For further information refer to Micor Plants.

2. General conditions for inedible non-prescribed goods

2.1. Prohibited

The Department is not aware of any inedible non-prescribed goods prohibited for export to China.

2.2. Conditions

Compliance with relevant Australian domestic requirements. The Department is unaware of any specific requirement for inedible non-prescribed goods that are for export to China.

Specific goods

Edible apiculture products

1. Preconditions for market access

1.1 Import permit

Exporters are not required to obtain an import permit; however, they are encouraged to confirm the importing conditions through their importer or, if needed, the government authority of China.

1.2 Listing and audit
Listing and audit procedureRequired?
AuditNot required
Listing – Department's Establishment Register (ER) Not required
1.3 Prohibited products

The Department is not aware of any prohibited edible apiculture products for export to China.

2. Documentation requirements

2.1 Government certification

An EX188B 'certificate as to condition' has been accepted in the past for consignments of edible apiculture products exported to China. The Department can issue an unendorsed EX188B certificate for edible apiculture products. However, exporters are encouraged to confirm the importing conditions through their importer, or if needed the government authority of China.

2.2 Supporting documents and exporter declarations

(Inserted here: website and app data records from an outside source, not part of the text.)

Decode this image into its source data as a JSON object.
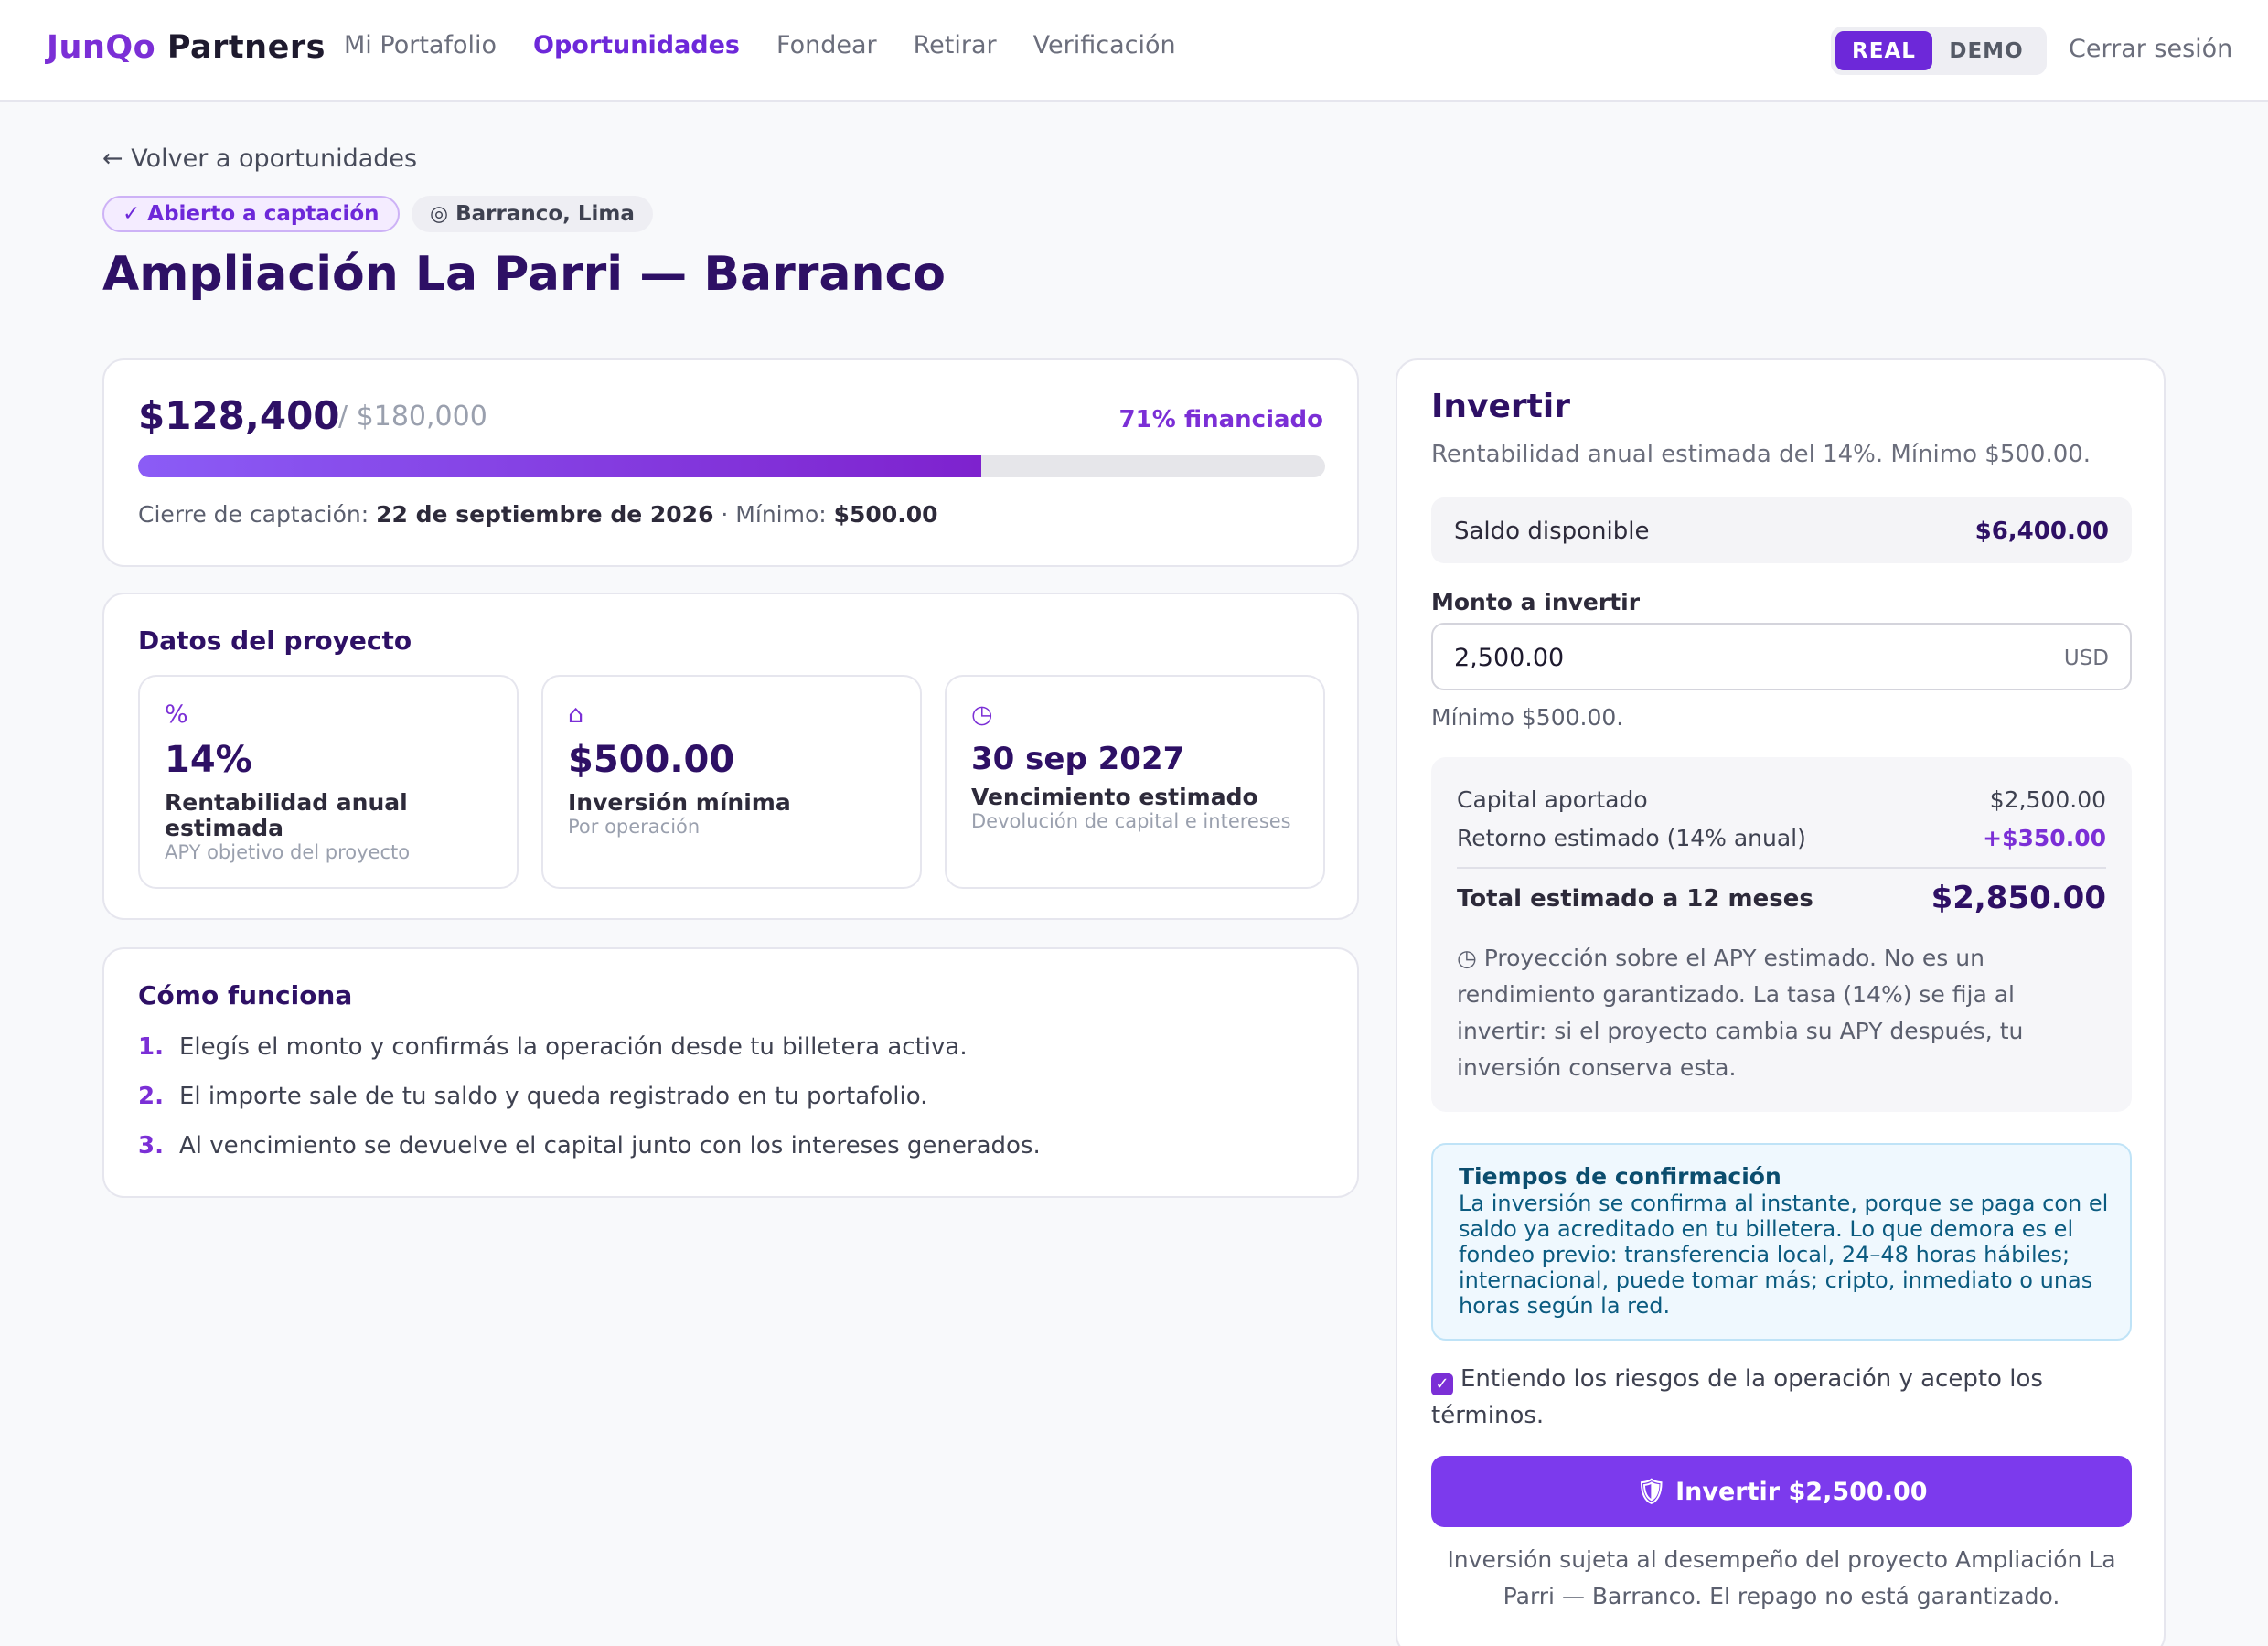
{
  "brand": {
    "part1": "JunQo",
    "part2": "Partners"
  },
  "nav": {
    "items": [
      "Mi Portafolio",
      "Oportunidades",
      "Fondear",
      "Retirar",
      "Verificación"
    ],
    "active": "Oportunidades"
  },
  "mode": {
    "real": "REAL",
    "demo": "DEMO",
    "selected": "REAL"
  },
  "logout": "Cerrar sesión",
  "back": "← Volver a oportunidades",
  "badges": {
    "status": "✓ Abierto a captación",
    "location": "◎ Barranco, Lima"
  },
  "title": "Ampliación La Parri — Barranco",
  "funding": {
    "raised": "$128,400",
    "goal": "/ $180,000",
    "percent_label": "71% financiado",
    "progress": 0.71,
    "close_label": "Cierre de captación:",
    "close_date": "22 de septiembre de 2026",
    "min_label": " · Mínimo: ",
    "min_value": "$500.00"
  },
  "datos": {
    "title": "Datos del proyecto",
    "stats": [
      {
        "icon": "%",
        "value": "14%",
        "label": "Rentabilidad anual estimada",
        "sub": "APY objetivo del proyecto"
      },
      {
        "icon": "⌂",
        "value": "$500.00",
        "label": "Inversión mínima",
        "sub": "Por operación"
      },
      {
        "icon": "◷",
        "value": "30 sep 2027",
        "label": "Vencimiento estimado",
        "sub": "Devolución de capital e intereses"
      }
    ]
  },
  "como": {
    "title": "Cómo funciona",
    "steps": [
      {
        "n": "1.",
        "text": "Elegís el monto y confirmás la operación desde tu billetera activa."
      },
      {
        "n": "2.",
        "text": "El importe sale de tu saldo y queda registrado en tu portafolio."
      },
      {
        "n": "3.",
        "text": "Al vencimiento se devuelve el capital junto con los intereses generados."
      }
    ]
  },
  "invest": {
    "title": "Invertir",
    "subtitle": "Rentabilidad anual estimada del 14%. Mínimo $500.00.",
    "balance_label": "Saldo disponible",
    "balance_value": "$6,400.00",
    "amount_label": "Monto a invertir",
    "amount_value": "2,500.00",
    "currency": "USD",
    "amount_hint": "Mínimo $500.00.",
    "capital_label": "Capital aportado",
    "capital_value": "$2,500.00",
    "return_label": "Retorno estimado (14% anual)",
    "return_value": "+$350.00",
    "total_label": "Total estimado a 12 meses",
    "total_value": "$2,850.00",
    "projection_note": "◷ Proyección sobre el APY estimado. No es un rendimiento garantizado. La tasa (14%) se fija al invertir: si el proyecto cambia su APY después, tu inversión conserva esta.",
    "confirm_title": "Tiempos de confirmación",
    "confirm_text": "La inversión se confirma al instante, porque se paga con el saldo ya acreditado en tu billetera. Lo que demora es el fondeo previo: transferencia local, 24–48 horas hábiles; internacional, puede tomar más; cripto, inmediato o unas horas según la red.",
    "terms": "Entiendo los riesgos de la operación y acepto los términos.",
    "terms_checked": true,
    "cta": "🛡 Invertir $2,500.00",
    "disclaimer": "Inversión sujeta al desempeño del proyecto Ampliación La Parri — Barranco. El repago no está garantizado."
  },
  "colors": {
    "accent": "#7c3aed",
    "title": "#2e1065",
    "info_bg": "#eff8fe"
  }
}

It has been brought to the attention of the Department that Chinese border inspection officials are routinely testing Australian edible apiculture products for the presence of American foulbrood (AFB), European foulbrood (EFB), small hive beetle and Varroa destructor (varroa mite). Producers and freight forwarders should ensure that edible apiculture products do not contain these bee pests and diseases when exporting to China. Positive detections within the consignments will result in the rejection of the entire consignment. Exporters should work closely with importers when sending honey to China to ensure that they are able to meet these importing country requirements.

The Department's understanding is that the only method to screen for the presence of these pests and diseases is using PCR testing prior to the export of honey to China.

Exporters are required to provide the following supporting documents when exporting edible apiculture product to China:

Again, exporters are encouraged to check these requirements with their importer prior to exporting.

3. Other requirements

Honey and other edible apiculture products must satisfy China's national food safety standard GB 14963–2011 issued by the Ministry of Health of the People's Republic of China. An unofficial draft translation (PDF 670 KB) of this standard provided by the United States Department of Agriculture (USDA) Foreign Agricultural Service.

4. Exemptions granted by China

The Department is not aware of any exemptions being granted by China for edible apiculture products. Exporters are encouraged to confirm if any exemptions apply by contacting their importer or, if needed, the government authority of China.


Latest updates

Last updated: 29/07/2021 2:28 PMCreated: 17/08/2020 9:32 AM